I knew I needed a new logo. Badly. I just couldn’t get inspired to create one. So when the opportunity to completely revamp my website came up, I knew it was the perfect time to work on some re-branding as well. I am by no means a graphic designer, so I decided to hire someone to create it for me, with some of my own ideas of course.
My cousin, a well-connected Guatemala City urbanite, led me to one of her contacts, Marylina Grill, and her company Papel Magenta. Those of you who have followed my work for some time know I have deep connections to Guatemala and travel there often. Hiring a Guatemala-based company to design a logo for me just felt totally right.
The first order of business was to find a new font for my name. We worked with several and finally narrowed it down to one that’s similar to that used by one of my favorite travel magazines and clients, Conde Nast Traveler. We felt it looked elegant and represented the travel/editorial nature of a good portion of my work.
As for a symbol to go with my name, I had been giving this a lot of thought. Many photographers use their initials in some sort of stylized form. But I thought my initials, “AA,” looked too much like a certain airline or 12-step program. I also wanted something that better reflected me personally and creatively. So I decided on an Aleph, the first letter of the Hebrew alphabet.

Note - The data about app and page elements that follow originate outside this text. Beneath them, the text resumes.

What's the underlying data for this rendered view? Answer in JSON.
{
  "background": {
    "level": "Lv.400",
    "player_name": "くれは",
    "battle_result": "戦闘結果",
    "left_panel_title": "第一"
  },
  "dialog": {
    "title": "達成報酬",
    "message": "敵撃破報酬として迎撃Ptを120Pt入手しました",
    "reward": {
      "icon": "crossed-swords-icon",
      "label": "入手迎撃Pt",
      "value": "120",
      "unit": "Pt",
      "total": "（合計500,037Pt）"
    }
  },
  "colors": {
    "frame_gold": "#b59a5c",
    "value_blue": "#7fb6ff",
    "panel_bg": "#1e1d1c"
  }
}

In addition to Aleph being the “A” equivalent I was looking for, I chose it for its spiritual and metaphysical connotations. Jewish tradition regards the Hebrew letters as sources of divine creative power. Were they to disappear altogether from the world, sages tell us, creation would vanish along with them. Aleph is a silent letter with a numerical value of 1. Its original pictogram derivative is the symbol for an ox. And so it’s easy to see that it represents preeminence and strength. Hebrew sages also regard Aleph as signifying that our accomplishments, big or small, first emanate from stillness and silence. The latter point resonates strongly with my own creative experience.
And so we embarked on the process of creating a beautiful, stylized Aleph to go with my name. A couple of weeks later, and after a vacation in Bali, we still hadn’t settled on a proper Aleph. I wanted something that looked like calligraphy, but I realized that unless I hired a calligrapher, I wasn’t going to get what I needed. That’s when I found Paris-based Michel D’anastasio of Evolusign, who creates beautiful calligraphy of Hebrew letters. He hand-painted a unique Aleph, which was then sent to my designer. Having seen Michel’s work in which Hebrew characters are photographed at an angle and made into art, I decided a final tweak for the logo was to likewise tilt it and give it a unique twist. It came down to two final versions. After input from family and friends, I decided on the final art.
As you can see, the final version has the ‘tilted’ Aleph. I felt it gave the symbol a feel of being ‘lifted up.’ I also felt it represented seeing things from a different and unique angle, which for a photographer is what it’s all about.